The film has its share of popular music—“Embraceable You,” “You Do Something to Me,” “My Heart Stood Still” and other familiar tunes, performed by Peg La Centra—but the lofty subject matter of the film needs something stronger—classical music, in all its truncated, rearranged and excerpted form.
Franz Waxman’s nomination for Best Score is something of a mystery, even at the time, since the music, far from original to the film, is often classical. Much of what is heard as actual score is Waxman’s arrangements of music by others. The main title, for instance, uses Dvorák’s Humoresque No. 7 in a lush orchestral version. Besides the Mendelssohn and the Wagner, there is much source music, either “played” by Garfield or with Levant at the piano: a couple of Gershwin preludes, a Chopin etude, Lalo’s Symphonie espagnole, the Brahms Violin Concerto and “Flight of the Bumblebee” from Rimsky-Korsakov’s The Tale of Tsar Saltan. For the rehearsal scene, Waxman arranged his own Carmen Fantasie. Concert violinist Isaac Stern did the actual playing on the soundtrack.
Another classical violinist, Nadja Salerno-Sonnenberg, has devoted an entire album to the music from Humoresque, including the Wagner in its aberrant version, the complete Carmen Fantasie as well as the songs by Porter, Gershwin, Rodgers, Warren and Hanley. The CD cover depicts a ’40s-style telephone, a military dog tag, an alarm clock and a smoker’s litter—unlit cigarettes, a matchbook and an ashtray full of butts. Itzhak Perlman has released two CDs devoted to movie music—mostly orchestral pieces arranged to include solo violin—but neither contains any music from Humoresque, though he has recorded the Dvorák in strictly classical releases.
Because of the amount of arranged music, it is not surprising that Waxman failed to win the Oscar for Best Score in 1946. Besides, the year was unusually strong in the category—then of the wall-to-wall variety, before the influence of jazz, pop tunes and sparse scoring. The other nominees were Miklós Rózsa’s The Killers, Bernard Herrmann’s Anna and the King of Siam, William Walton’s Henry V and the winner, and justly so, though strangely neglected in its recorded history, Hugo Friedhofer’s The Best Years of Our Lives.
If Crawford did herself honor in Humoresque, John Garfield as Paul Boray did even better, perhaps the most convincing and concentrated role of his career. The strength and credence of his intensity is quite an accomplishment, considering his many other similar parts—in just his two previous films alone, The Postman Always Rings Twice and Nobody Lives Forever. Nor would the intensity lessen in the few short years he had left—he would die of a heart attack at age thirty-nine. In Body and Soul (1947), he received his second Oscar nomination, not, as is often assumed, for his other strong performance that year in Gentleman’s Agreement. He received his first Oscar nomination, for Supporting Actor, for his second film, Four Daughters. The length of his career was less than half the length of Crawford’s.

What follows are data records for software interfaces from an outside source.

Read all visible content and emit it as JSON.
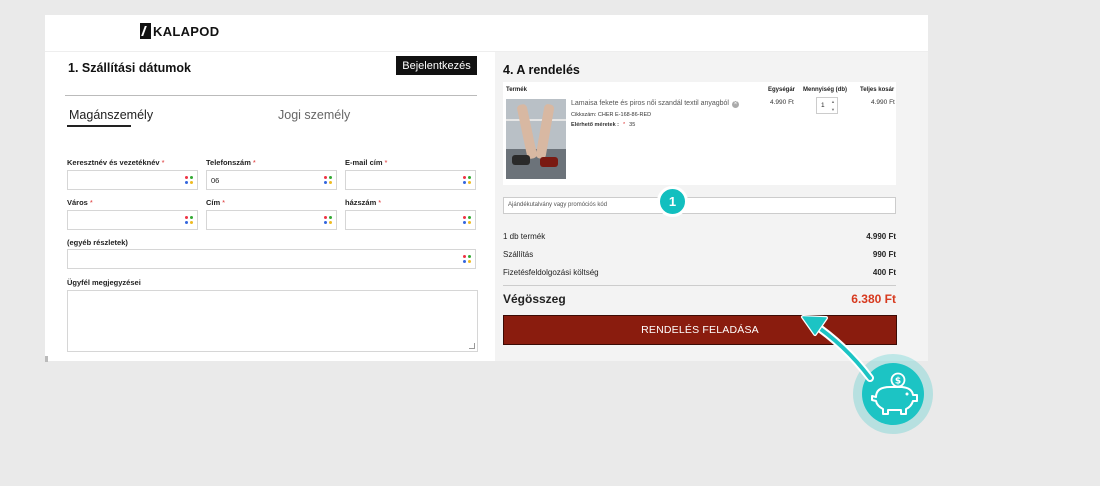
{
  "brand": {
    "logo_text": "KALAPOD"
  },
  "shipping": {
    "title": "1. Szállítási dátumok",
    "login_label": "Bejelentkezés",
    "tabs": [
      {
        "label": "Magánszemély",
        "active": true
      },
      {
        "label": "Jogi személy",
        "active": false
      }
    ],
    "fields": {
      "name_label": "Keresztnév és vezetéknév",
      "phone_label": "Telefonszám",
      "phone_value": "06",
      "email_label": "E-mail cím",
      "city_label": "Város",
      "address_label": "Cím",
      "house_label": "házszám",
      "other_label": "(egyéb részletek)",
      "notes_label": "Ügyfél megjegyzései",
      "required_mark": "*"
    }
  },
  "order": {
    "title": "4. A rendelés",
    "headers": {
      "product": "Termék",
      "unit_price": "Egységár",
      "quantity": "Mennyiség (db)",
      "total": "Teljes kosár"
    },
    "item": {
      "name": "Lamaisa fekete és piros női szandál textil anyagból",
      "remove_glyph": "×",
      "sku_label": "Cikkszám:",
      "sku": "CHER E-168-86-RED",
      "size_label": "Elérhető méretek :",
      "size": "35",
      "unit_price": "4.990 Ft",
      "quantity": "1",
      "total": "4.990 Ft"
    },
    "promo_placeholder": "Ajándékutalvány vagy promóciós kód",
    "summary": [
      {
        "label": "1 db termék",
        "value": "4.990 Ft"
      },
      {
        "label": "Szállítás",
        "value": "990 Ft"
      },
      {
        "label": "Fizetésfeldolgozási költség",
        "value": "400 Ft"
      }
    ],
    "grand_total_label": "Végösszeg",
    "grand_total_value": "6.380 Ft",
    "submit_label": "RENDELÉS FELADÁSA"
  },
  "annotation": {
    "step_number": "1"
  },
  "colors": {
    "accent_teal": "#1cc4c4",
    "submit_button": "#8a1c0e",
    "total_red": "#d7391e"
  }
}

Unlike Garfield’s, Joan Crawford’s career suffered the decline typical of so many of Hollywood’s biggest stars from her era, like Davis, and like Davis—the two women hated one another—she descended to grade Z horror films, titles which ring like career knells: Strait-Jacket, Berserk and Trog. Her earliest film in this genre, What Ever Happened to Baby Jane?, is surprisingly good. It costarred her nemesis Davis, their animosity now personified on screen. Davis received an Oscar nomination. Joan, as the abused sister, was passed over.